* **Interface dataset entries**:
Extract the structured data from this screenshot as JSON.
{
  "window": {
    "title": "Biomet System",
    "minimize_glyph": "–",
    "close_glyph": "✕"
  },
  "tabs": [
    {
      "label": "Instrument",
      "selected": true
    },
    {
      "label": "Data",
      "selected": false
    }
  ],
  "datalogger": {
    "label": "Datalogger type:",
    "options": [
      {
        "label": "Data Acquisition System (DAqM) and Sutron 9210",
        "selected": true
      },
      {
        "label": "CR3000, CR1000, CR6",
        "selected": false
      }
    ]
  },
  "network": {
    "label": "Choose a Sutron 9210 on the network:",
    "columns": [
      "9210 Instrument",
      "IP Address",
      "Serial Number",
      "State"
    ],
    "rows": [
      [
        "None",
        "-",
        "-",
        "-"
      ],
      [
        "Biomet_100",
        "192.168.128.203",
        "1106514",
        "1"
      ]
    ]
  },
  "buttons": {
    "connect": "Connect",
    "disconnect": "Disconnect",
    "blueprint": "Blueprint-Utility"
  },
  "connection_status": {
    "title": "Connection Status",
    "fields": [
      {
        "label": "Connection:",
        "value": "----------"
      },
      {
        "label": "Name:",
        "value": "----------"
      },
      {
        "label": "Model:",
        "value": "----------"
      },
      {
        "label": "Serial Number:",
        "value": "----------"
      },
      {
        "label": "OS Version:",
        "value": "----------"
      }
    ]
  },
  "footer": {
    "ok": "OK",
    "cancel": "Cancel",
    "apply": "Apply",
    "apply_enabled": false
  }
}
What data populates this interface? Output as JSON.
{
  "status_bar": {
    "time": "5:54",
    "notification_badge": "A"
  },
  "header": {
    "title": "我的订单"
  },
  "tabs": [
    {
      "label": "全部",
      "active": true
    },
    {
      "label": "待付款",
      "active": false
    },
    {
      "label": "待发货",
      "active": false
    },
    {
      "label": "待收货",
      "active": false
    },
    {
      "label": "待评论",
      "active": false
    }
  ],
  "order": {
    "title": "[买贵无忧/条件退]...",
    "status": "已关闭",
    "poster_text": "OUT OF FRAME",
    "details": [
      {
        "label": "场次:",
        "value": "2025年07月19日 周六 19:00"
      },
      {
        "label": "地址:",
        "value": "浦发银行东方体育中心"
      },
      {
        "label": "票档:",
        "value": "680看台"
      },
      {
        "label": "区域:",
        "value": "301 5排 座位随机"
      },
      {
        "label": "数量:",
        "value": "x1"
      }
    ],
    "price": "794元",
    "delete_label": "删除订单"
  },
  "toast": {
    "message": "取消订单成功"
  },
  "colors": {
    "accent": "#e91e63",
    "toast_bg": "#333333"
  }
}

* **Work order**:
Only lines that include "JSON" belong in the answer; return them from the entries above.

* **Output of the exercise**:
Extract the structured data from this screenshot as JSON.
What data populates this interface? Output as JSON.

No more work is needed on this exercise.